What you should do — Using the string "المنافسة" as the key, pull each matching line out of the records below.

[Items from an interface collection]

|---|

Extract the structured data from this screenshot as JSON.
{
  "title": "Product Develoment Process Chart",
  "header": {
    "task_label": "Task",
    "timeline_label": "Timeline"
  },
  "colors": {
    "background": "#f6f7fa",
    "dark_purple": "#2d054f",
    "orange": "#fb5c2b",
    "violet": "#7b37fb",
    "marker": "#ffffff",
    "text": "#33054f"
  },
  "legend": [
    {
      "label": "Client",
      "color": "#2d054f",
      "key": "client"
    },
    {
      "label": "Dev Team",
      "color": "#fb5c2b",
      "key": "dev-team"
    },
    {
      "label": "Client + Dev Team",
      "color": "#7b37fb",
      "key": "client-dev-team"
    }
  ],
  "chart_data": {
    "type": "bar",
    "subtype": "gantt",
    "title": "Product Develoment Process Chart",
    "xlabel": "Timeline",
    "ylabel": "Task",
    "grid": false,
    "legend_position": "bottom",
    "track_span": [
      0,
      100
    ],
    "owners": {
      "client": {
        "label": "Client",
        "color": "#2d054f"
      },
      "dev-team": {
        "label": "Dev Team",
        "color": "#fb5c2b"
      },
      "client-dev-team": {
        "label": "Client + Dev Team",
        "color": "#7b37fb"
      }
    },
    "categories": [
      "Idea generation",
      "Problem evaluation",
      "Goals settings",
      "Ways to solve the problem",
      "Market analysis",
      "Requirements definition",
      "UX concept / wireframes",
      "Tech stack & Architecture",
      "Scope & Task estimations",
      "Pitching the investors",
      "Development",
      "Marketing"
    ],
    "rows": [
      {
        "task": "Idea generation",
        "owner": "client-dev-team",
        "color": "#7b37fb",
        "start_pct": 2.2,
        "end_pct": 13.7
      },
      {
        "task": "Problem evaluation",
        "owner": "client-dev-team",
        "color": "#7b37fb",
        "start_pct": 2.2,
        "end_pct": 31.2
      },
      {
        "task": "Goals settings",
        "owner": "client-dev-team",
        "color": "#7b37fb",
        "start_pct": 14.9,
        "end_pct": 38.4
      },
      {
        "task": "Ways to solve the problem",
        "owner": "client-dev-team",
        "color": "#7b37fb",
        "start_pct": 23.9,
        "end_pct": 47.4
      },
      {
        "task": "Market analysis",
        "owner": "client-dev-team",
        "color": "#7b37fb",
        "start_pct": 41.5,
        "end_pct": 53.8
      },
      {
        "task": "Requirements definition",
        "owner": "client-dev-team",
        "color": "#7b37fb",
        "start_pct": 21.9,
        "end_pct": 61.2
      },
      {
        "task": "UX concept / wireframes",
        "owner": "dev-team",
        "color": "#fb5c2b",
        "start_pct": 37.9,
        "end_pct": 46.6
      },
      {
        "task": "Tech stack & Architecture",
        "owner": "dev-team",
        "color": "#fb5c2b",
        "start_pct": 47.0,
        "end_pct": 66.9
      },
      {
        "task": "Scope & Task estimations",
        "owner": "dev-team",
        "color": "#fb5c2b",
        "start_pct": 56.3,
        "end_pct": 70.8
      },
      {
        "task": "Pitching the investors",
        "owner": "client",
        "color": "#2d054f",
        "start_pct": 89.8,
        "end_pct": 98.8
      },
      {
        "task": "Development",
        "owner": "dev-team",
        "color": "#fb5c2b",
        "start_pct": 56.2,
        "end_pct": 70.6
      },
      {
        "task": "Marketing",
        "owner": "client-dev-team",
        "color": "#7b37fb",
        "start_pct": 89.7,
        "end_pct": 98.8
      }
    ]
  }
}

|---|

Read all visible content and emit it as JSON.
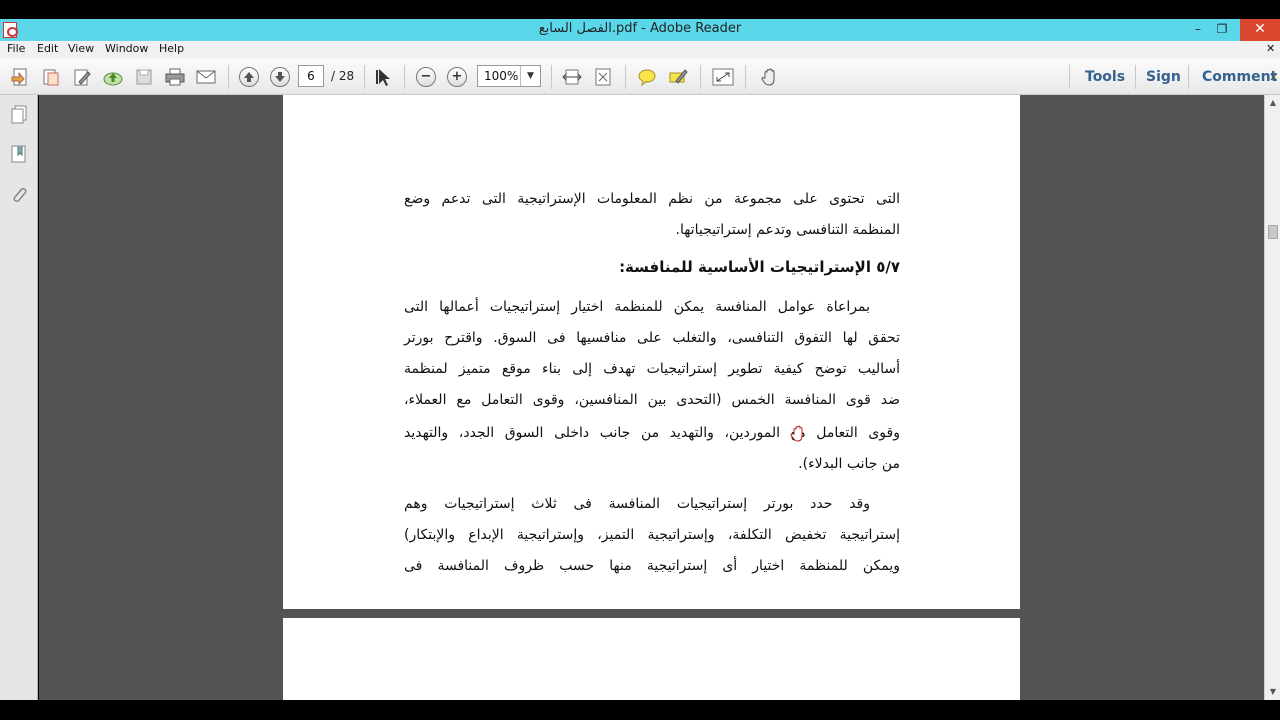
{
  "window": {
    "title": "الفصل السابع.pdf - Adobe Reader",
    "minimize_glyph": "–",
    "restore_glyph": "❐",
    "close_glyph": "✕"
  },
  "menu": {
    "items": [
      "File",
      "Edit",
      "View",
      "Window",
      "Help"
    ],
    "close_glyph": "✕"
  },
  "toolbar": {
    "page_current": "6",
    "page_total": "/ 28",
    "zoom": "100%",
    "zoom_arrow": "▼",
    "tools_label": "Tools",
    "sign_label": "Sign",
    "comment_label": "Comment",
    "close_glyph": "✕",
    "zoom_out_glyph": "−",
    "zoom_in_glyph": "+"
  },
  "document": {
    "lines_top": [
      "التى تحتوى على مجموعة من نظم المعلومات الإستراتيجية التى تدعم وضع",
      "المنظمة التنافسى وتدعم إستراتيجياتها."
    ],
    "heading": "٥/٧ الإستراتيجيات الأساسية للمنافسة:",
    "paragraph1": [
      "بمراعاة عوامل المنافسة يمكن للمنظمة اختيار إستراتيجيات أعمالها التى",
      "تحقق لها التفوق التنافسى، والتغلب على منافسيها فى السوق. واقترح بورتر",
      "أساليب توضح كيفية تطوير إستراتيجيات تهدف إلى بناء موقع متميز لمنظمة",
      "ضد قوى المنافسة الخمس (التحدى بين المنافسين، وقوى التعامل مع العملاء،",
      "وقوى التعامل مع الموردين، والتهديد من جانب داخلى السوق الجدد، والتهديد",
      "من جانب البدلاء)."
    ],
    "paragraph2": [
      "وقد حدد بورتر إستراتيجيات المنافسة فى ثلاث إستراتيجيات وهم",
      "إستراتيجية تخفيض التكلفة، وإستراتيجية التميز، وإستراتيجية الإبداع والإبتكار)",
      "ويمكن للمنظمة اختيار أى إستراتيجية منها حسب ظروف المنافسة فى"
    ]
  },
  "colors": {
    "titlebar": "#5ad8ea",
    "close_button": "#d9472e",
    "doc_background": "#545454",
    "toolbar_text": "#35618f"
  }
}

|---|

Answer for the task —
      "بمراعاة عوامل المنافسة يمكن للمنظمة اختيار إستراتيجيات أعمالها التى",
      "ضد قوى المنافسة الخمس (التحدى بين المنافسين، وقوى التعامل مع العملاء،",
      "وقد حدد بورتر إستراتيجيات المنافسة فى ثلاث إستراتيجيات وهم",
      "ويمكن للمنظمة اختيار أى إستراتيجية منها حسب ظروف المنافسة فى"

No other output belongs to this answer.